And the work has only just begun.

Saturday's planting was the second such session undertaken by student volunteers. Hannah Simonetti, a project liaison with the Office of Sustainability, has been meeting with seven biology majors weekly or bi-weekly since January to plan out the landscaping.

"It's just a cool opportunity," said Simonetti, a sophomore environmental geography major. "Plant bio students just want to have their hands in the dirt a lot of the time."

At the center's initial landscaping session on May 14, all of the vegetation came from student volunteer Dave Runkle's property. Uprooted, transported and planted by student volunteers, the landscaping was free of charge to the University, according to Cantino.

While the Office of Sustainability donated funds for the majority of the woody and prairie plants, contributions were also made by the University's Grounds Department, which has donated, procured and planted material purchased from local nurseries. To ensure healthy soil conditions, 17 cubic yards of Class 4 compost from the OU Grounds Class 4 composting program were also trucked in.

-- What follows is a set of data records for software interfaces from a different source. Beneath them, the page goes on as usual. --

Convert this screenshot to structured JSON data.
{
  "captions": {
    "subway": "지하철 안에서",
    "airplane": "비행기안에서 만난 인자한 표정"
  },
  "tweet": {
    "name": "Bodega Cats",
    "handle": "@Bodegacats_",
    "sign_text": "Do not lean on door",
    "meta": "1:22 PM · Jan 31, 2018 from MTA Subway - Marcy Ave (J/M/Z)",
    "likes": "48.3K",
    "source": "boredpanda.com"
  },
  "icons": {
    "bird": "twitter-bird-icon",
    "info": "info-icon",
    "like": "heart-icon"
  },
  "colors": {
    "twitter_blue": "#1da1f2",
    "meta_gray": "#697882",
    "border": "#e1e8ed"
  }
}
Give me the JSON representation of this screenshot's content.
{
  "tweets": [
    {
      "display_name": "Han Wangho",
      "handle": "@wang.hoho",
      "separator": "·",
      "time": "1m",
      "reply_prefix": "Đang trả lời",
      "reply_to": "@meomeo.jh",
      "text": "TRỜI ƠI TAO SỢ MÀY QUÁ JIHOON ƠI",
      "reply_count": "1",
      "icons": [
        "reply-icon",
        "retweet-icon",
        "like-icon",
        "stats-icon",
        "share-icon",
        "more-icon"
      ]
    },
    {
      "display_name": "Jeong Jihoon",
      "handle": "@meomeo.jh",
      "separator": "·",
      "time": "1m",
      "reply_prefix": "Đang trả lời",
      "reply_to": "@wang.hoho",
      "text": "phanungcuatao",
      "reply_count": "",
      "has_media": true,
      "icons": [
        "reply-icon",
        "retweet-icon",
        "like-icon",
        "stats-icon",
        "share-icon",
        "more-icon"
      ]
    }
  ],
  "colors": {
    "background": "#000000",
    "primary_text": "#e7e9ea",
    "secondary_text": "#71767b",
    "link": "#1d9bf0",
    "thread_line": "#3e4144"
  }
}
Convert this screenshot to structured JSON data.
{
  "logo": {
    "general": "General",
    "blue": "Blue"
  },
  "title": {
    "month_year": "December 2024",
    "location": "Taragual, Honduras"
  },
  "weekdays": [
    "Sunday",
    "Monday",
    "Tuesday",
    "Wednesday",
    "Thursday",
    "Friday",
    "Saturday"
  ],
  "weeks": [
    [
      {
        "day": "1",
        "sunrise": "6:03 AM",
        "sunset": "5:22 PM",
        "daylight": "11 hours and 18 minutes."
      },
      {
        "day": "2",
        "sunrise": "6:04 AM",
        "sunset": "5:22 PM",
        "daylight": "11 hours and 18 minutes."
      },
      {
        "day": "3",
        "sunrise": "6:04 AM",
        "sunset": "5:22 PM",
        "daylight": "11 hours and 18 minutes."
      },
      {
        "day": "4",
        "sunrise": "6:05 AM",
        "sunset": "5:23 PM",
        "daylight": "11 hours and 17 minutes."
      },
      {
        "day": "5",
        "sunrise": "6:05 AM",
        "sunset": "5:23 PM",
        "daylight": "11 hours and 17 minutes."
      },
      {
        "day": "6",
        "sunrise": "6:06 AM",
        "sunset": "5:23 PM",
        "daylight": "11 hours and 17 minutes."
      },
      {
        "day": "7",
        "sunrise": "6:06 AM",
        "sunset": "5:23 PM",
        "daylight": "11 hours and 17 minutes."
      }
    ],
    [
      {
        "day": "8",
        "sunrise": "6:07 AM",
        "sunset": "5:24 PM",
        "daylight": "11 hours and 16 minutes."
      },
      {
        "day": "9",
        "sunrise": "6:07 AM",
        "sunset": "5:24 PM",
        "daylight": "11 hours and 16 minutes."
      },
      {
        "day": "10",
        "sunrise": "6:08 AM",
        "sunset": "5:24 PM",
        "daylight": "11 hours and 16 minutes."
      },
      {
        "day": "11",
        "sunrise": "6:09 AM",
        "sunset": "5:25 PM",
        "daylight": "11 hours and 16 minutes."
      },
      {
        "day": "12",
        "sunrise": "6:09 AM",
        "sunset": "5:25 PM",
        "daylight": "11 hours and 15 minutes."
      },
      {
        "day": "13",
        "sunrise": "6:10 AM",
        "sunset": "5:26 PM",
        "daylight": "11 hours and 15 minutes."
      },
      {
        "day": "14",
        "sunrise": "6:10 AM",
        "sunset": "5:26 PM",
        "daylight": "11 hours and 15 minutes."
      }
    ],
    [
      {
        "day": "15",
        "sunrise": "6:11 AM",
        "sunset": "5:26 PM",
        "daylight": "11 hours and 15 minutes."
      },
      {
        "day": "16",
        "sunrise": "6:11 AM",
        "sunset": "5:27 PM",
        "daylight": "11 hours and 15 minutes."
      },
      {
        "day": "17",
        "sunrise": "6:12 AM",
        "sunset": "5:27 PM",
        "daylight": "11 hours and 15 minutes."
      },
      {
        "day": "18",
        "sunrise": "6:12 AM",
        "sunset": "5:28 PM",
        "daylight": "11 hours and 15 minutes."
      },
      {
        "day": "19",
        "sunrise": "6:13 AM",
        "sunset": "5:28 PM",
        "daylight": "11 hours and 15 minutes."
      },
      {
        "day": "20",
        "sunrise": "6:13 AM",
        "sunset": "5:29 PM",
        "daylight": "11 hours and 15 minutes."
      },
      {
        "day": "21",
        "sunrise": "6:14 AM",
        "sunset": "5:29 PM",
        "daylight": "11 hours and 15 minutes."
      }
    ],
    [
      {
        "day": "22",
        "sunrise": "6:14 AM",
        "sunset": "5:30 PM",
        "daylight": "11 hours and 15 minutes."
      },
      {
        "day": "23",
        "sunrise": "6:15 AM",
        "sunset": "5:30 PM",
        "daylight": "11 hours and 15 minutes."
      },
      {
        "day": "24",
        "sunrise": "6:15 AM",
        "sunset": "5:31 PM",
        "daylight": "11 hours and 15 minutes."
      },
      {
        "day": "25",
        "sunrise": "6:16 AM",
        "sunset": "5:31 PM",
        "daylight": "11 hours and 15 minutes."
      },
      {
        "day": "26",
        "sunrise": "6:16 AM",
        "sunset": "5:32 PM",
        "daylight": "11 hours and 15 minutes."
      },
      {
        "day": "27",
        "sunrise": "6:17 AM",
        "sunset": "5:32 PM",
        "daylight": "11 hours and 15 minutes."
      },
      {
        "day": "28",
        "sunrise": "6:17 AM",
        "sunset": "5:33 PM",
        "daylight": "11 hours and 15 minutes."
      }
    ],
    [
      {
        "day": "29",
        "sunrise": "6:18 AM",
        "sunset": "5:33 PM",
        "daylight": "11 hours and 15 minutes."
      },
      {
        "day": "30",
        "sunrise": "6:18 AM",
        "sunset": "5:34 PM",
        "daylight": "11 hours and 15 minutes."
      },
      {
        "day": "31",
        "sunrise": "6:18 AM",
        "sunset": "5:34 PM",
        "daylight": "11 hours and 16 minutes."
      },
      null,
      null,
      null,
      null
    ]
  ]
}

The project also has implications for the University's pursuit of Leadership in Energy and Environmental Design (LEED) certification – the recognized standard for measuring building sustainability.

Pending approval by the U.S. Green Building Council, the WIEC will be the first University building to receive LEED certification. The planting aims to earn credit in the "Sustainable Sites" category.

Adding to the likelihood of obtaining LEED credits for the site is a swale, designed and created by Grounds equipment operators to slow and catch rain water coming from the building gutter system.

With Cantino set to retire and many student volunteers graduating this spring, responsibility for 15 Park Place's landscaping will soon shift to the University's Grounds Department, where Landscape Coordinator Susan Calhoun will oversee plan implementation.

Of particular concern to Calhoun is the abundance of invasive species in the area.

"We have just about every major invasive on that site alone," she said. "My plan will be to slowly reduce the invasive pressure by removal of the invasive plants allowing the natives to become established." 

Calhoun said Grounds will also be working on clearing invasive species from the adjacent hillside behind the president’s residence.

As a partnership between students, the Grounds Department, the Department of Environmental and Plant Biology and the Office of Sustainability, Interim Sustainability Coordinator Erin Sykes said the project exemplifies the power of cross-campus collaboration.

"Part of the mission of the Office of Sustainability is to green the practices and processes of the campus. This project does just that by setting an example for landscaping that is native, does not require mowing and is low-maintenance," Sykes said.

"This is education and outreach in a different form," explained Simonetti. "It's going to be a really awesome educational tool for students for years to come, but it also has that immediate reward of doing something tangible that's awesome for the environment."